EXERCISE MATERIAL:

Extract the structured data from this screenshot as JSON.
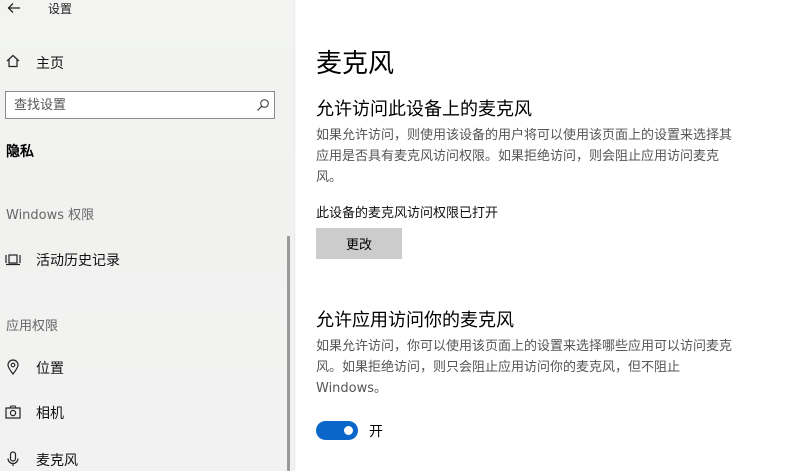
{
  "window": {
    "title": "设置",
    "back_icon": "back-arrow-icon"
  },
  "sidebar": {
    "home": {
      "label": "主页",
      "icon": "home-icon"
    },
    "search": {
      "placeholder": "查找设置",
      "value": "",
      "icon": "search-icon"
    },
    "section_title": "隐私",
    "groups": [
      {
        "header": "Windows 权限",
        "items": [
          {
            "label": "活动历史记录",
            "icon": "activity-history-icon"
          }
        ]
      },
      {
        "header": "应用权限",
        "items": [
          {
            "label": "位置",
            "icon": "location-icon"
          },
          {
            "label": "相机",
            "icon": "camera-icon"
          },
          {
            "label": "麦克风",
            "icon": "microphone-icon"
          }
        ]
      }
    ]
  },
  "main": {
    "title": "麦克风",
    "device_section": {
      "heading": "允许访问此设备上的麦克风",
      "description": "如果允许访问，则使用该设备的用户将可以使用该页面上的设置来选择其应用是否具有麦克风访问权限。如果拒绝访问，则会阻止应用访问麦克风。",
      "status": "此设备的麦克风访问权限已打开",
      "change_button": "更改"
    },
    "apps_section": {
      "heading": "允许应用访问你的麦克风",
      "description": "如果允许访问，你可以使用该页面上的设置来选择哪些应用可以访问麦克风。如果拒绝访问，则只会阻止应用访问你的麦克风，但不阻止 Windows。",
      "toggle_state": true,
      "toggle_label": "开"
    }
  },
  "colors": {
    "accent": "#0a66c8",
    "button_bg": "#cccccc",
    "sidebar_bg": "#f2f2f2",
    "secondary_text": "#555555"
  }
}
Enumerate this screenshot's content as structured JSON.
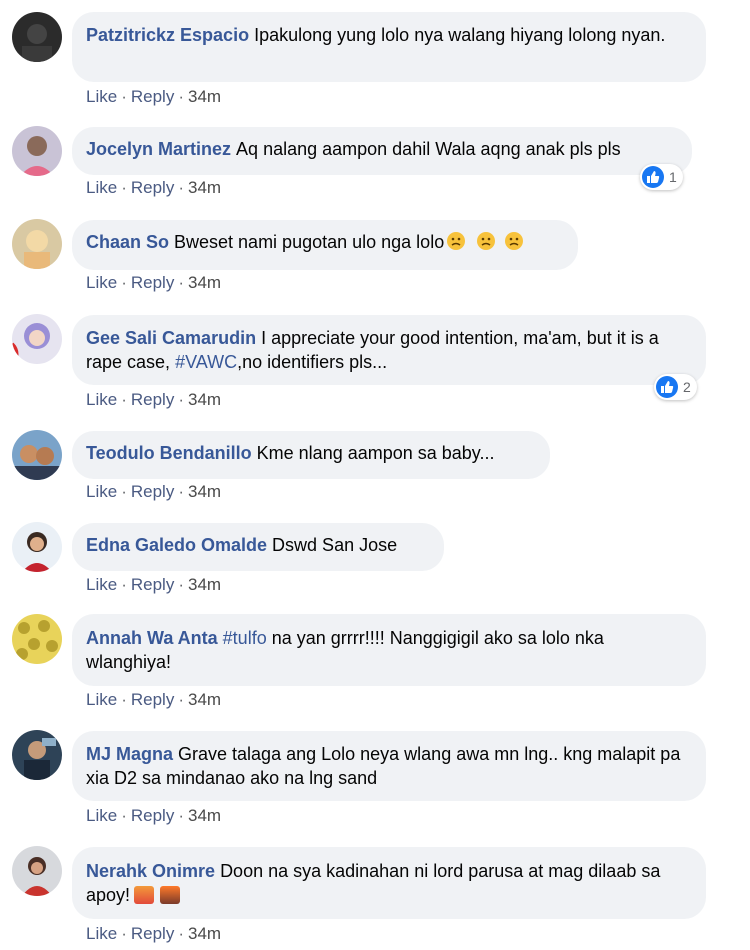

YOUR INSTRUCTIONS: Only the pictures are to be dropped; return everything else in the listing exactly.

FINISHED EXERCISE:
Extract the structured data from this screenshot as JSON.
{
  "window": {
    "title": "设置",
    "back_icon": "back-arrow-icon"
  },
  "sidebar": {
    "home": {
      "label": "主页",
      "icon": "home-icon"
    },
    "search": {
      "placeholder": "查找设置",
      "value": "",
      "icon": "search-icon"
    },
    "section_title": "隐私",
    "groups": [
      {
        "header": "Windows 权限",
        "items": [
          {
            "label": "活动历史记录",
            "icon": "activity-history-icon"
          }
        ]
      },
      {
        "header": "应用权限",
        "items": [
          {
            "label": "位置",
            "icon": "location-icon"
          },
          {
            "label": "相机",
            "icon": "camera-icon"
          },
          {
            "label": "麦克风",
            "icon": "microphone-icon"
          }
        ]
      }
    ]
  },
  "main": {
    "title": "麦克风",
    "device_section": {
      "heading": "允许访问此设备上的麦克风",
      "description": "如果允许访问，则使用该设备的用户将可以使用该页面上的设置来选择其应用是否具有麦克风访问权限。如果拒绝访问，则会阻止应用访问麦克风。",
      "status": "此设备的麦克风访问权限已打开",
      "change_button": "更改"
    },
    "apps_section": {
      "heading": "允许应用访问你的麦克风",
      "description": "如果允许访问，你可以使用该页面上的设置来选择哪些应用可以访问麦克风。如果拒绝访问，则只会阻止应用访问你的麦克风，但不阻止 Windows。",
      "toggle_state": true,
      "toggle_label": "开"
    }
  },
  "colors": {
    "accent": "#0a66c8",
    "button_bg": "#cccccc",
    "sidebar_bg": "#f2f2f2",
    "secondary_text": "#555555"
  }
}
Enumerate this screenshot's content as structured JSON.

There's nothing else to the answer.